  • The health sector cannot rely on big formal changes to the EU–UK relationship any time soon. How much change is possible will depend on what the UK is willing to offer across all sectors. But UK organisations are already rebuilding and maintaining links to EU counterparts. Provisions in the EU–UK Trade and Cooperation Agreement already set out areas for the UK government and the EU to cooperate over, and there is more that could be achieved here. 
  • If formal agreements between the EU and UK were reopened, which would require either real give and take across sectors or an ambitious framework to cooperate over health specifically, there are certain provisions that would be significantly positive for life sciences, medicine supply and other aspects of health security in the UK. These include mutual recognition of batch testing for medicines, and anything that is possible in smoothing clinical trials across the two jurisdictions. However, it is important not to assume that it will be possible to eliminate all or even most of the frictions that Brexit has caused through renegotiation within the confines of what would be essentially a trade agreement – far from a return to a single market. 

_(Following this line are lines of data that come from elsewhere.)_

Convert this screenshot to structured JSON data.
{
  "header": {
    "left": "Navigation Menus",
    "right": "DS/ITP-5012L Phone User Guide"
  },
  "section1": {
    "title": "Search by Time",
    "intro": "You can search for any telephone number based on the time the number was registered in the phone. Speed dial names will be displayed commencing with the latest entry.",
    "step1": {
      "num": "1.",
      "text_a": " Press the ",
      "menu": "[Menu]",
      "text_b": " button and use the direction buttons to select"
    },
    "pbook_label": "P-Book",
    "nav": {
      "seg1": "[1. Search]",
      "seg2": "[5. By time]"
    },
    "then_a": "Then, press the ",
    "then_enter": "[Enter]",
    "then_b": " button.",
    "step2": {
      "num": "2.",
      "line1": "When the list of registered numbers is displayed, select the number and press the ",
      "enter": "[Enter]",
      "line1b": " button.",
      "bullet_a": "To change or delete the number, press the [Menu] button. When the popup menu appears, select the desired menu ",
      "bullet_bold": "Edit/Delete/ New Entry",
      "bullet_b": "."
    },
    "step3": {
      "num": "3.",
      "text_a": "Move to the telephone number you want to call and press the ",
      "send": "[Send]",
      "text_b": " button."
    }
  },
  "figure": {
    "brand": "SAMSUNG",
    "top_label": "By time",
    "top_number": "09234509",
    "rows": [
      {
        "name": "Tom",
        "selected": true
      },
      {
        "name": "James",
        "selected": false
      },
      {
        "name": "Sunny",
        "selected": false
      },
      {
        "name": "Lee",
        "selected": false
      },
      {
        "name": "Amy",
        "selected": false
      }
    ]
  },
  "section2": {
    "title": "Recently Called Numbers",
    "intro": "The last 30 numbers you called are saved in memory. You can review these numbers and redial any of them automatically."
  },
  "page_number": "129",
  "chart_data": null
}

  • There are steps well within the powers of the UK government to address these problems, which do not require renegotiating with the EU. Better anticipation of medicine shortages, more openness about shortages in line with other European countries, being careful that sudden squeezes on cost do not drive instability and having a plan for the EU’s stockpiling and medicine transfer schemes would all be positive steps which require no international negotiation.

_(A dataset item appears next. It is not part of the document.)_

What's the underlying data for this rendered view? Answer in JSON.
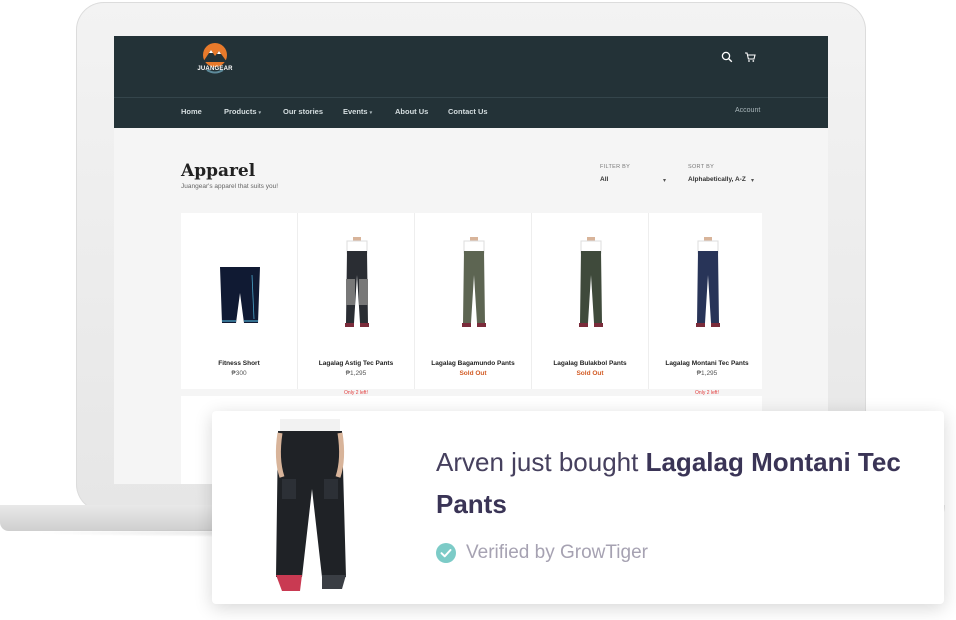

  • Building on the English NHS Long Term Workforce Plan and its equivalents in the other UK countries to create a sustainable domestic health care workforce, and expanding this to social care, could eliminate many of the underlying risks that leave the NHS and care sector so exposed to changes in migration policy and so dependent on sometimes ethically dubious international recruitment. Similarly, there is a credible policy agenda to improve the attractiveness of life sciences in the UK, which could help to balance losses in access to the EU’s clinical trials system, and previously science funding. 
  • The UK government should be honest about the many areas where alignment has proven the best option, and where it has chosen to continue with rules and strategies developed during the period of single-market membership. Having to follow different regulatory processes in different countries is commercially unwelcome, and successive UK governments have often listened to the pleas of businesses to avoid this. Setting this out more clearly would help to avert uncertainty, which affects services and industries that deal with data regulation, medical devices and the migration of care workers.



Suggested citation

Dayan M, Hervey T, McCarey M, Fahy N, Flear M, Greer SL, Jarman H (2024) The future for health after Brexit. Research report, Nuffield Trust